--- Data records Enclosed Below ---

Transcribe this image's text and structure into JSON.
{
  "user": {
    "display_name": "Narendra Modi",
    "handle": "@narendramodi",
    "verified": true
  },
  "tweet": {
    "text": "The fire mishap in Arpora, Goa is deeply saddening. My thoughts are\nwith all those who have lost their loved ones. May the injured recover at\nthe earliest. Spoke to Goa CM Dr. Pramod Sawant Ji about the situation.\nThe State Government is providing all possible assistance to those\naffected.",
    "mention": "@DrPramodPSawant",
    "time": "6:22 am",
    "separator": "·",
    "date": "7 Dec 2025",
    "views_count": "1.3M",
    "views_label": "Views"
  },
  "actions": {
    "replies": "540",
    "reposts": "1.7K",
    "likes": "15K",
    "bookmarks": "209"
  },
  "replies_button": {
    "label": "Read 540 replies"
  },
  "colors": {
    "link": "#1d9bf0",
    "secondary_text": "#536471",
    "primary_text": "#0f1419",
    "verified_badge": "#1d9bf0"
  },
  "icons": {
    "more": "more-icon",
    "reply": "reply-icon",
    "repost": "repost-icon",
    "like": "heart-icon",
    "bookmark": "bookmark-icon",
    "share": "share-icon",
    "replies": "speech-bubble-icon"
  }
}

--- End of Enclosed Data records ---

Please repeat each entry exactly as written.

Transcribe this image's text and structure into JSON.
{
  "user": {
    "display_name": "Narendra Modi",
    "handle": "@narendramodi",
    "verified": true
  },
  "tweet": {
    "text": "The fire mishap in Arpora, Goa is deeply saddening. My thoughts are\nwith all those who have lost their loved ones. May the injured recover at\nthe earliest. Spoke to Goa CM Dr. Pramod Sawant Ji about the situation.\nThe State Government is providing all possible assistance to those\naffected.",
    "mention": "@DrPramodPSawant",
    "time": "6:22 am",
    "separator": "·",
    "date": "7 Dec 2025",
    "views_count": "1.3M",
    "views_label": "Views"
  },
  "actions": {
    "replies": "540",
    "reposts": "1.7K",
    "likes": "15K",
    "bookmarks": "209"
  },
  "replies_button": {
    "label": "Read 540 replies"
  },
  "colors": {
    "link": "#1d9bf0",
    "secondary_text": "#536471",
    "primary_text": "#0f1419",
    "verified_badge": "#1d9bf0"
  },
  "icons": {
    "more": "more-icon",
    "reply": "reply-icon",
    "repost": "repost-icon",
    "like": "heart-icon",
    "bookmark": "bookmark-icon",
    "share": "share-icon",
    "replies": "speech-bubble-icon"
  }
}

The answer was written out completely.